The media has focused incessantly on antibody levels and the observation that they often drop months after the infection; however, as with other viruses, that does not indicate waning immunity. "Yes, our antibody levels drop over time, however, scientifically, the memory B cells that make antibodies have been proven to be present in our lymph nodes and bone marrow," explained Dr. Cole. "They are primed and ready to produce a broad array of antibodies upon viral pre-exposure. It would be physiologically, energetically impossible to maintain high antibody levels to all the pathogens we are constantly exposed to, and we would look like the 'swollen Stay-Puft marshmallow man' of lymph nodes, constantly, if the immune system were required to do that."
Already in April, researchers from Tel Aviv University concluded that their research "puts into question the need to vaccinate recent previously-infected individuals." Unfortunately, it appears that the Israeli government did not listen.
Thus, dealing with variants like "Delta" by focusing solely on risk-fraught injections with questionable effectiveness is the most counterproductive strategy ever. The U.K.'s very thorough data updated last week shows just a 0.2% case fatality rate for Delta, and only 0.03% for those under the age of 50, lower than any other variant. If it's more transmissible, it's less deadly. Natural infection is the only phenomena that will ultimately burn out all variants, and the entire focus should be on getting seniors and other vulnerable people early treatment the minute they feel symptoms and even a prophylactic regimen of ivermectin or hydroxychloroquine when appropriate.
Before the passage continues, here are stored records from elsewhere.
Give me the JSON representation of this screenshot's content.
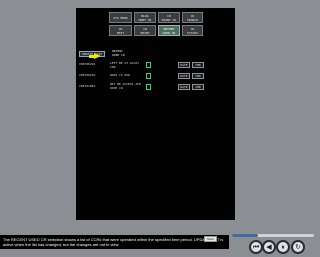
{
  "tabs_row1": [
    {
      "label": "SYS MENU"
    },
    {
      "label": "BLDG\nMGMT CR"
    },
    {
      "label": "CR\nMAINT CR"
    },
    {
      "label": "CR\nSEARCH"
    }
  ],
  "tabs_row2": [
    {
      "label": "CR\nEDIT"
    },
    {
      "label": "CR\nPRINT"
    },
    {
      "label": "RECENT\nUSED CR",
      "active": true
    },
    {
      "label": "CR\nSTATUS"
    }
  ],
  "toolbar": {
    "update_label": "UPDATE LIST"
  },
  "list": {
    "header": "RECENT\nUSED CR"
  },
  "rows": [
    {
      "cr": "CR0700216",
      "info": "LEFT BE AT ACC01\nCR8",
      "date_label": "DATE",
      "cmd_label": "CMD"
    },
    {
      "cr": "CR0700216",
      "info": "WAR3 CS PAR",
      "date_label": "DATE",
      "cmd_label": "CMD"
    },
    {
      "cr": "CR0701081",
      "info": "NIT BE ACCESS IFR\nUSED CR",
      "date_label": "DATE",
      "cmd_label": "CMD"
    }
  ],
  "caption": {
    "text": "The RECENT USED CR selection shows a list of CCRs that were operated within the specified time period. UPDATE LIST is active when the list has changed, but the changes are not in view.",
    "mute_label": "Mute"
  },
  "player": {
    "progress": 0.32
  },
  "colors": {
    "accent_green": "#39d36a",
    "pointer": "#f2e600",
    "active_tab": "#4b6f5c"
  }
}
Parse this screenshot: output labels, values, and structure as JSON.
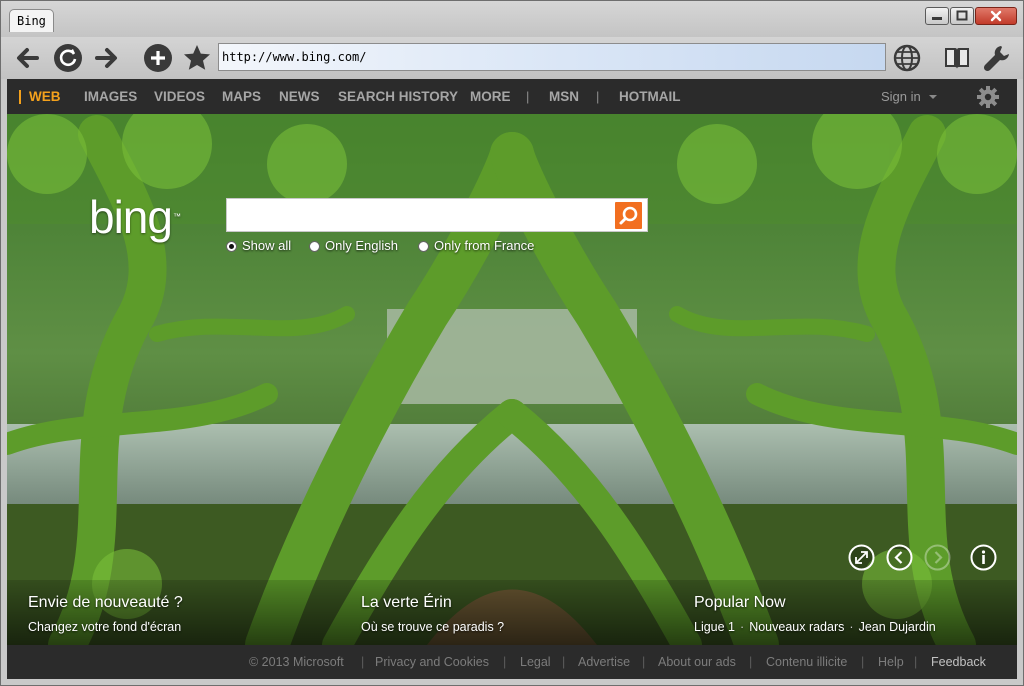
{
  "window": {
    "tab_title": "Bing"
  },
  "toolbar": {
    "url": "http://www.bing.com/"
  },
  "nav": {
    "items": [
      "WEB",
      "IMAGES",
      "VIDEOS",
      "MAPS",
      "NEWS",
      "SEARCH HISTORY",
      "MORE",
      "MSN",
      "HOTMAIL"
    ],
    "separator": "|",
    "signin": "Sign in"
  },
  "search": {
    "logo": "bing",
    "trademark": "™",
    "query": "",
    "options": [
      "Show all",
      "Only English",
      "Only from France"
    ],
    "selected_option": "Show all"
  },
  "tiles": [
    {
      "title": "Envie de nouveauté ?",
      "subtitle": "Changez votre fond d'écran"
    },
    {
      "title": "La verte Érin",
      "subtitle": "Où se trouve ce paradis ?"
    },
    {
      "title": "Popular Now",
      "links": [
        "Ligue 1",
        "Nouveaux radars",
        "Jean Dujardin"
      ],
      "link_separator": "·"
    }
  ],
  "footer": {
    "items": [
      "© 2013 Microsoft",
      "Privacy and Cookies",
      "Legal",
      "Advertise",
      "About our ads",
      "Contenu illicite",
      "Help",
      "Feedback"
    ],
    "separator": "|"
  },
  "colors": {
    "accent": "#f4a11c",
    "search_button": "#f26f20",
    "bar_bg": "#2b2b2b"
  },
  "icons": {
    "toolbar": [
      "back-icon",
      "reload-icon",
      "forward-icon",
      "add-icon",
      "bookmark-star-icon",
      "globe-icon",
      "book-icon",
      "wrench-icon"
    ],
    "hero_controls": [
      "fullscreen-icon",
      "previous-icon",
      "next-icon",
      "info-icon"
    ]
  }
}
Editor's note: This article was updated to reflect the fact that, as of February 2021, Dr. McCullough is no longer affiliated with Baylor University Medical Center in Dallas.